  4. Thanks for this. Smoking my first shoulder at 225 and it’s been stuck at 168-170 for what seems like forever. Just wrapped it at 11 hours. Was stressed as most of the recipes I’ve looked at says a 5lb shoulder should be done in 6-9 hours. I used a pan of water so I’m thinking that may have contributed to the stall. Will plan for 18 hours as noted by another poster.

  5. Avatar for phil crow phil crow says:

    mark, thanks for the informative article on the “STALL”. i use an electric smoker and i had two at 140ish, and one at 190. the pokr butt (8pounds) would not go higher than 190 degrees

  6. Avatar for phil crow phil crow says:

    more on previous comment, ( i hit the wrong button ). anyway, my pork butt hit 190 degrees and would not go any higher. i left it in the smoker for 18 hours, (wrapped in butcher paper since the 140 degree stall .then put it in the cooler wrapped in the butcher paper and a towel overnight. it never got 0ver 190 degrees, but it was perfect!!! so i guess you can say there is a “second stall”. you will never reach the 203 degree “sweet spot”, but using the Texas Crutch and resting in the cooler over night it will be good. it was still warm and the bark was still crunchy.

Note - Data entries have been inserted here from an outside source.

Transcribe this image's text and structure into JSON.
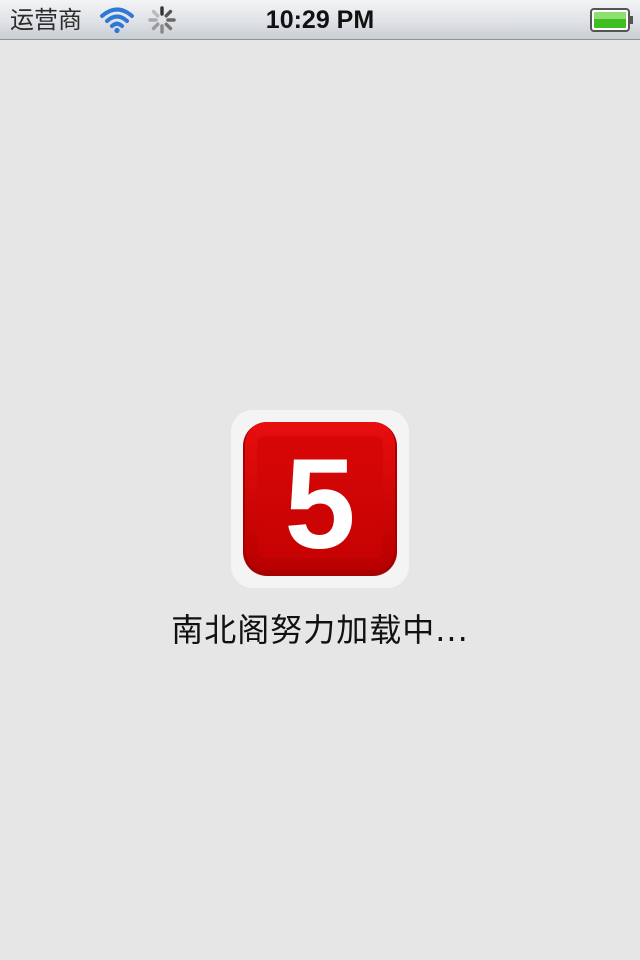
{
  "status_bar": {
    "carrier": "运营商",
    "time": "10:29 PM",
    "icons": [
      "wifi-icon",
      "activity-spinner-icon",
      "battery-icon"
    ],
    "battery_color": "#3fbf1f"
  },
  "splash": {
    "logo_digit": "5",
    "logo_color": "#d40000",
    "loading_text": "南北阁努力加载中..."
  }
}
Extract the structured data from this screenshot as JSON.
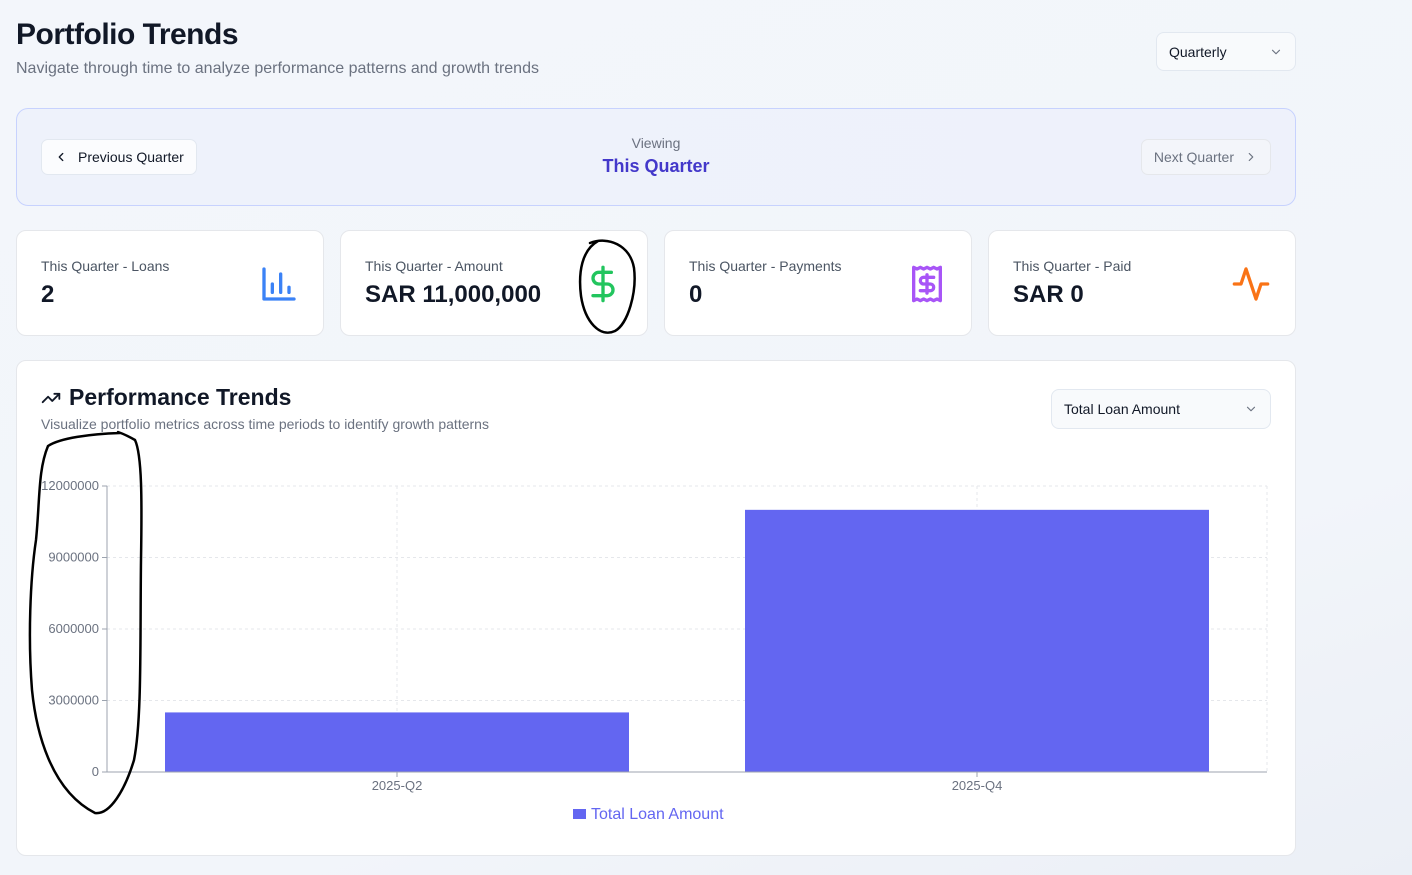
{
  "header": {
    "title": "Portfolio Trends",
    "subtitle": "Navigate through time to analyze performance patterns and growth trends",
    "period_select": "Quarterly"
  },
  "nav": {
    "prev_label": "Previous Quarter",
    "viewing_label": "Viewing",
    "viewing_value": "This Quarter",
    "next_label": "Next Quarter"
  },
  "stats": [
    {
      "label": "This Quarter - Loans",
      "value": "2",
      "icon": "bar-chart-icon",
      "color": "#3b82f6"
    },
    {
      "label": "This Quarter - Amount",
      "value": "SAR 11,000,000",
      "icon": "dollar-icon",
      "color": "#22c55e"
    },
    {
      "label": "This Quarter - Payments",
      "value": "0",
      "icon": "receipt-icon",
      "color": "#a855f7"
    },
    {
      "label": "This Quarter - Paid",
      "value": "SAR 0",
      "icon": "activity-icon",
      "color": "#f97316"
    }
  ],
  "chart_panel": {
    "title": "Performance Trends",
    "subtitle": "Visualize portfolio metrics across time periods to identify growth patterns",
    "metric_select": "Total Loan Amount"
  },
  "chart_data": {
    "type": "bar",
    "categories": [
      "2025-Q2",
      "2025-Q4"
    ],
    "series": [
      {
        "name": "Total Loan Amount",
        "values": [
          2500000,
          11000000
        ],
        "color": "#6366f1"
      }
    ],
    "yticks": [
      "0",
      "3000000",
      "6000000",
      "9000000",
      "12000000"
    ],
    "ylim": [
      0,
      12000000
    ],
    "grid": true,
    "legend": "bottom"
  }
}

  7. Wish you were around 30 years when that stall showed it self. First Brisket was a nightmare. Still not fond of brisket.